Enter the open educational resources (i.e. textbooks & related materials) initiative, as discussed in a recent Slate/Future Tense piece.  The piece discusses the efforts of academic publishers to sue a online open-access "publisher" out of the market.  Not for plagiarism or copyright violation, but for ordering topics/chapters similar to how they're presented in their textbooks.
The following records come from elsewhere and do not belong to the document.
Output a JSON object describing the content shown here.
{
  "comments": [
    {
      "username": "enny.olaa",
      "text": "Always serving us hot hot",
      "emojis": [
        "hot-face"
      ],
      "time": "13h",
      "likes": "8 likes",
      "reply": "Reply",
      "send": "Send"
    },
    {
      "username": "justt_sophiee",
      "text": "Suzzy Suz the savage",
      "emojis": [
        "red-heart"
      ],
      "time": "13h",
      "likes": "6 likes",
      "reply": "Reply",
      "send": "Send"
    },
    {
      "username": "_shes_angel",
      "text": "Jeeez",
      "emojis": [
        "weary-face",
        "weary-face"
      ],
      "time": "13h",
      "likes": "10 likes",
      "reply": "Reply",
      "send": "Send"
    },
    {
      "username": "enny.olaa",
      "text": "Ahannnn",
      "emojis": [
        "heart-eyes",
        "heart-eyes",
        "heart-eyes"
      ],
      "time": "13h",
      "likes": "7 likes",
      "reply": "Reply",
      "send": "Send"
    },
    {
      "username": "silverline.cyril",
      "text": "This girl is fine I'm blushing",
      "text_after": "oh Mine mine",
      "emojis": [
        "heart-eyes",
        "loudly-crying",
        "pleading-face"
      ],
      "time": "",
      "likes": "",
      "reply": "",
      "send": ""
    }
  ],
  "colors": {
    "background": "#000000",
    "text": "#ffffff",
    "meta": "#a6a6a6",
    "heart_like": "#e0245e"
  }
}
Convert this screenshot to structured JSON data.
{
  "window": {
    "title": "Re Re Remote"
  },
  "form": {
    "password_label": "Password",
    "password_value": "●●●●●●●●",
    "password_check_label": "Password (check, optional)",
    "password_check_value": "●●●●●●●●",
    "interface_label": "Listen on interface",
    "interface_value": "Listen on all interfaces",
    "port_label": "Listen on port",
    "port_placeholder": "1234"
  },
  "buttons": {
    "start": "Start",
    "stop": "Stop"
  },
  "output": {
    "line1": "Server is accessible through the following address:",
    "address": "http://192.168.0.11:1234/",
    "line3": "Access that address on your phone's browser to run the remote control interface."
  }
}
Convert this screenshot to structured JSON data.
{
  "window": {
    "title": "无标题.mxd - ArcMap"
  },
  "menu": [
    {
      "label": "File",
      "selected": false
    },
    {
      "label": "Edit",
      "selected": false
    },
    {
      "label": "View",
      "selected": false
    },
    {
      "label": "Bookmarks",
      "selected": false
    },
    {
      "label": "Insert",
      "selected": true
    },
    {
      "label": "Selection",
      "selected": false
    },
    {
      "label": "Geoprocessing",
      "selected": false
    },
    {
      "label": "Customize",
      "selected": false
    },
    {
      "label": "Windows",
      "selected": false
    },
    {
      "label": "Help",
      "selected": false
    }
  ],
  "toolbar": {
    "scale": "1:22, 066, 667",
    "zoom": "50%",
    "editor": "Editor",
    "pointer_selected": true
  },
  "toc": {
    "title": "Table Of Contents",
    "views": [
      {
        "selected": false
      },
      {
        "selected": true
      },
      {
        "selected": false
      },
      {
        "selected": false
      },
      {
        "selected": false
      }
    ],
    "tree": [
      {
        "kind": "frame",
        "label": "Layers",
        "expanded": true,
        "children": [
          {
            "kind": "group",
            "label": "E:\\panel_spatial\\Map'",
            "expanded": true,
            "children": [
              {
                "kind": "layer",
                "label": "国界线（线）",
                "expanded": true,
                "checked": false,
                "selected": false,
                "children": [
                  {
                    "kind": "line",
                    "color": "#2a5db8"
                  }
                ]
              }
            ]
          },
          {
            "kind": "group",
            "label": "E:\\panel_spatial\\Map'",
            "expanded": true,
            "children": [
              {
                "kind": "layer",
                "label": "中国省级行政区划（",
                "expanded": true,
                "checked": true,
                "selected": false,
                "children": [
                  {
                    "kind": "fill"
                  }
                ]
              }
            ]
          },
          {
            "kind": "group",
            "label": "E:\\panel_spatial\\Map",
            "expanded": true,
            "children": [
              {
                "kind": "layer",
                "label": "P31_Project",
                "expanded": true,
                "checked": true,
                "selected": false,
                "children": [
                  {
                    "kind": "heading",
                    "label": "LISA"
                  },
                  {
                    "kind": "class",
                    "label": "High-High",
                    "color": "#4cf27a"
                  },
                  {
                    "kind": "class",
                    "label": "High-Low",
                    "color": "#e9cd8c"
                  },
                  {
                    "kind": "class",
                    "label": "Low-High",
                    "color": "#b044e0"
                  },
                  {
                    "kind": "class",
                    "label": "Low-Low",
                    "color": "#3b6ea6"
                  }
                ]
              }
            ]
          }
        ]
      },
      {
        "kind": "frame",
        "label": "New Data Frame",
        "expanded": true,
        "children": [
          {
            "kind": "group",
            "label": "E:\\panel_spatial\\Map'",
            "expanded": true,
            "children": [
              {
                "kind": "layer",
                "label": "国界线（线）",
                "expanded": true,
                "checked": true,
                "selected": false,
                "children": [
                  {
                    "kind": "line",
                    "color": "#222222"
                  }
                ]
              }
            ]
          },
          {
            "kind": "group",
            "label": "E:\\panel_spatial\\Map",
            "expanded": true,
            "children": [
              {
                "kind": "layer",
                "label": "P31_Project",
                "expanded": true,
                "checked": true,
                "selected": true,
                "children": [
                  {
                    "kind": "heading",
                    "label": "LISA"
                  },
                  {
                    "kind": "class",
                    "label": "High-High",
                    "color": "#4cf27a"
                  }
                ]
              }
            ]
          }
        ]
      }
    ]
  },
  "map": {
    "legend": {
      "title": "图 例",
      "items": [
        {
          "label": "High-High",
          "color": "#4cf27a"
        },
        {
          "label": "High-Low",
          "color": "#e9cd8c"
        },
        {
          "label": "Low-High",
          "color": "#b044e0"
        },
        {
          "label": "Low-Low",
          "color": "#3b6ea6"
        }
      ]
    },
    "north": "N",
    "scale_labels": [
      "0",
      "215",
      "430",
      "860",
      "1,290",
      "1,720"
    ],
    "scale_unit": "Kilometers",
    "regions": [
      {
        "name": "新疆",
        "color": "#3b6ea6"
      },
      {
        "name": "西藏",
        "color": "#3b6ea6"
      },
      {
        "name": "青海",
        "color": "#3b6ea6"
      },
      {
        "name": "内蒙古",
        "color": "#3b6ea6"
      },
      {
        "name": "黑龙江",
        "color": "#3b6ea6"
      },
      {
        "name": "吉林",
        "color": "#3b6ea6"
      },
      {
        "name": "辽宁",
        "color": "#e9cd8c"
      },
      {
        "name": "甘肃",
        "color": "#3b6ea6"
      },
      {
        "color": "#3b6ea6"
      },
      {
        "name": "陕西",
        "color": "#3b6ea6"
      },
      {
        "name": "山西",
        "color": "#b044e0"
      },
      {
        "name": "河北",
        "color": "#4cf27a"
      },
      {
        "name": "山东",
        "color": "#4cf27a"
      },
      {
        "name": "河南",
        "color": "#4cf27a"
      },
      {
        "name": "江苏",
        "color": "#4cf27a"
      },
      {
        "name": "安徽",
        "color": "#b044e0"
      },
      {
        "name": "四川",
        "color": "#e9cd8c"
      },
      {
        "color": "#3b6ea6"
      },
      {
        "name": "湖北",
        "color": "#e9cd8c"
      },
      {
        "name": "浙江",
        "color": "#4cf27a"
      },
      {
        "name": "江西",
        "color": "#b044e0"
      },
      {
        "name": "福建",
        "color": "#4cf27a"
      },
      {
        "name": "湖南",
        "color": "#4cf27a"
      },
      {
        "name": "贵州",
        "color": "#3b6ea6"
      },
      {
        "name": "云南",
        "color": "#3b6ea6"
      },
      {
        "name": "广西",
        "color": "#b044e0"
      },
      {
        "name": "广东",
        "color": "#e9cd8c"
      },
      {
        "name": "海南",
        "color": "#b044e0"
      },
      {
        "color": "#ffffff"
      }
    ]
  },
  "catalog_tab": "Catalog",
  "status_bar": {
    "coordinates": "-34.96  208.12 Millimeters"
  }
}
Absurd, right?
(I did a post on the Free Text Movement and some of our efforts here at UTK several weeks ago)

The Slate piece suggests that academic publishers are likely to follow the path of the printed encyclopedia (and the wooly mammoth).  There's  a good chance of that if they follow the strategy of trying to litigate their competition out of the market.  But that's not the only strategy available - several (MIT Press and Oxford University Press most notably) are putting out reasonably priced trade versions for some specialized textbooks, and smaller university presses are testing open-access online publishing.
I'm going to try to write a text for my class, and offer it though our Tennessee Journalism series.  It's more work, but gives us authors the ability to add multimedia and online features, and the advantage of rapid updating, and gives our students cheap alternatives.  (And as a full professor, I'm not as concerned about it qualifying as peer-reviewed research).

Traditional academic publishers could try embracing the opportunities of online and on-demand publishing, rather than trying to retain the old monopolistic business model.  They still have significant value as gatekeepers and guarantors of peer-reviewed quality - and may be able to make up in reduced costs and increased demand most of revenues now based on high per-unit profit margins in shrinking markets.  Just like most traditional media have had to do in recent years.  There's a lot of downside for business models based on litigation, and not much of a long-term future.

Sources -   Why Are College Textbooks So Absurdly Expensive?, The Atlantic
Never Pay Sticker Price for a Textbook Again, Slate/ Future Tense
The college textbook bubble and how the "open educational resources" movement is going up against the textbook cartel,  AEIdeas blog (source for graphic)

Nielsen US Consumer Media Usage Infographic

Officially, it's a report - but basically it's two infographics.

Some highlights:
  • TV still dominates in terms of time used
  • Among US TVHH, 86% have DVD player, 75% have HD sets, 56% have game cousoles, 52% have digital cable (33% have DBS (sat), 47% have DVR
  • 76% are active Internet users
  • Only 4% have a smart TV connected to the Internet, but 56% watch online videos
  • 56% of mobile subscribers have smartphones
  • 17% of "connected" users have an eBook reader
  • 16% of TVHH have tablets
  • 20% of the time people spend using computers is on social media/blogs - the next highest usage category is online games, at 8%, followed by email, at 7%.
  • Mobile device users spend the most time texting (14%) and on social networks (10%).  Almost half (46%) of consumers use mobile devices to access social media.
  • YouTube continues to dominate online video, with 136 million unique users in the U.S. - while Yahoo! and Vevo have just under 38 million unique users. 
Source -  Nielsen U.S. Consumer Usage Report, Nielsen  (may require registration)